  • Plan value: Most password managers offer various subscription plans from free to around $20 per month. While free plans may be sufficient for some, those who need more functionality may prefer paid plans. We included a wide array of free and paid password managers to find the one that works best for you.
  • Platform compatibility: You likely access your online accounts from multiple devices, including desktops, laptops, tablets, phones, as well as through different web browsers. Your password manager should be compatible with various devices, operating systems and browsers, and sync seamlessly between them all.
  • UX: This is how you interface with all the features and functions of your new password manager — if it’s bad, you’ll be less likely to use the service. While this is a highly subjective category, and some will disagree, it’s important to provide an overview based on my experience.
  • Form filling: A password manager doesn’t have to include form-filling, but it’s somewhat standard, and the ease with which it performs that function can be the deciding factor in which password manager you ultimately choose.
  • Security: Since a password manager is, first and foremost, a security tool, it should come with all of the most up-to-date standard security features.
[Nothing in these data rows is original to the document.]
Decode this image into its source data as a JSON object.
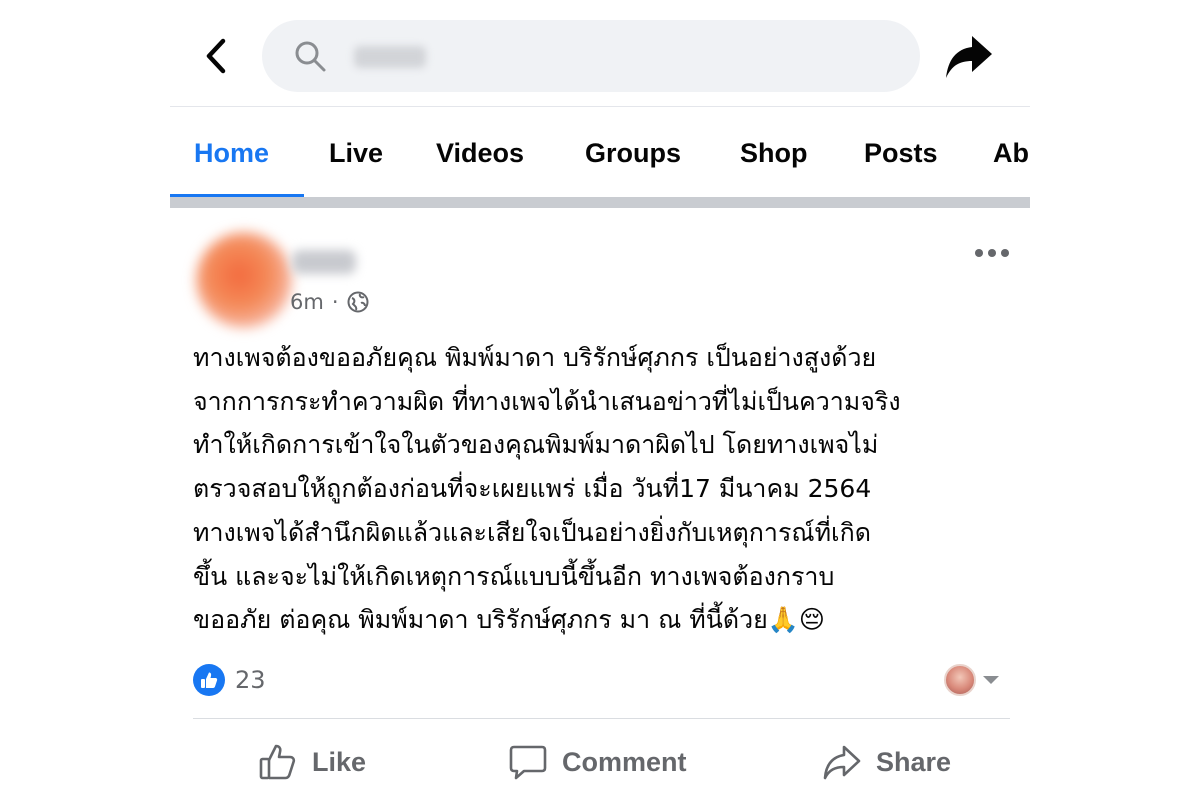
{
  "search": {
    "placeholder": "",
    "value": ""
  },
  "tabs": [
    {
      "label": "Home",
      "active": true
    },
    {
      "label": "Live",
      "active": false
    },
    {
      "label": "Videos",
      "active": false
    },
    {
      "label": "Groups",
      "active": false
    },
    {
      "label": "Shop",
      "active": false
    },
    {
      "label": "Posts",
      "active": false
    },
    {
      "label": "Ab",
      "active": false
    }
  ],
  "post": {
    "time": "6m",
    "separator": "·",
    "privacy_icon": "globe-icon",
    "text": "ทางเพจต้องขออภัยคุณ พิมพ์มาดา บริรักษ์ศุภกร เป็นอย่างสูงด้วย\nจากการกระทำความผิด ที่ทางเพจได้นำเสนอข่าวที่ไม่เป็นความจริง\nทำให้เกิดการเข้าใจในตัวของคุณพิมพ์มาดาผิดไป โดยทางเพจไม่\nตรวจสอบให้ถูกต้องก่อนที่จะเผยแพร่ เมื่อ วันที่17 มีนาคม 2564\nทางเพจได้สำนึกผิดแล้วและเสียใจเป็นอย่างยิ่งกับเหตุการณ์ที่เกิด\nขึ้น และจะไม่ให้เกิดเหตุการณ์แบบนี้ขึ้นอีก ทางเพจต้องกราบ\nขออภัย ต่อคุณ พิมพ์มาดา บริรักษ์ศุภกร มา ณ ที่นี้ด้วย🙏😔",
    "reactions_count": "23"
  },
  "actions": {
    "like": "Like",
    "comment": "Comment",
    "share": "Share"
  },
  "colors": {
    "accent": "#1877f2",
    "muted_text": "#65676b",
    "separator": "#c9ccd1"
  }
}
This includes the highest level of available encryption (256-bit AES with PBKDF2-HMAC-SHA512), 2FA, such as biometric logins or MFA, and a password generator.
  • Two-factor authentication (2FA): Used all over the internet to protect your accounts, this is quickly becoming a standard security practice. 2FA is a great way to secure more sensitive accounts to ensure they’re not breached.

Learn more about our review methodology.


About the Password Manager, Gunnar Kallstrom:

Kallstrom is a Cyber Team Lead for a Department of Defense (DOD) contracting company in Huntsville, Alabama, and has also worked as a computer network defense (CND) Cyber Analyst. An author and content creator for a cybersecurity academy, Kallstrom spent nearly 15 years in the Army as a musician before entering the cybersecurity field.

He holds a bachelor’s degree in music from Thomas Edison State University and a master’s in organizational development and leadership from the University of the Incarnate Word.

Kallstrom has completed several Computing Technology Industry Association (CompTIA) courses, including Security+, Network+, A+ Core 1, and A+ Core 2. He earned a CompTIA Security+ Certification. Additionally, he has completed the Cyber Warrior Academy program with more than 800 hours of hands-on, intensive, and lab-driven technical training in cybersecurity methods and procedures.

Passionate about all things cyber, Kallstrom was a speaker on a panel at the 2022 InfoSec World conference, giving a talk entitled “Hacking into a Cyber Career – True Stories.” Kallstrom is also a mentor to entry-level cybersecurity candidates seeking to break into the field. When he’s not working, he still enjoys playing guitar and fishing (not phishing).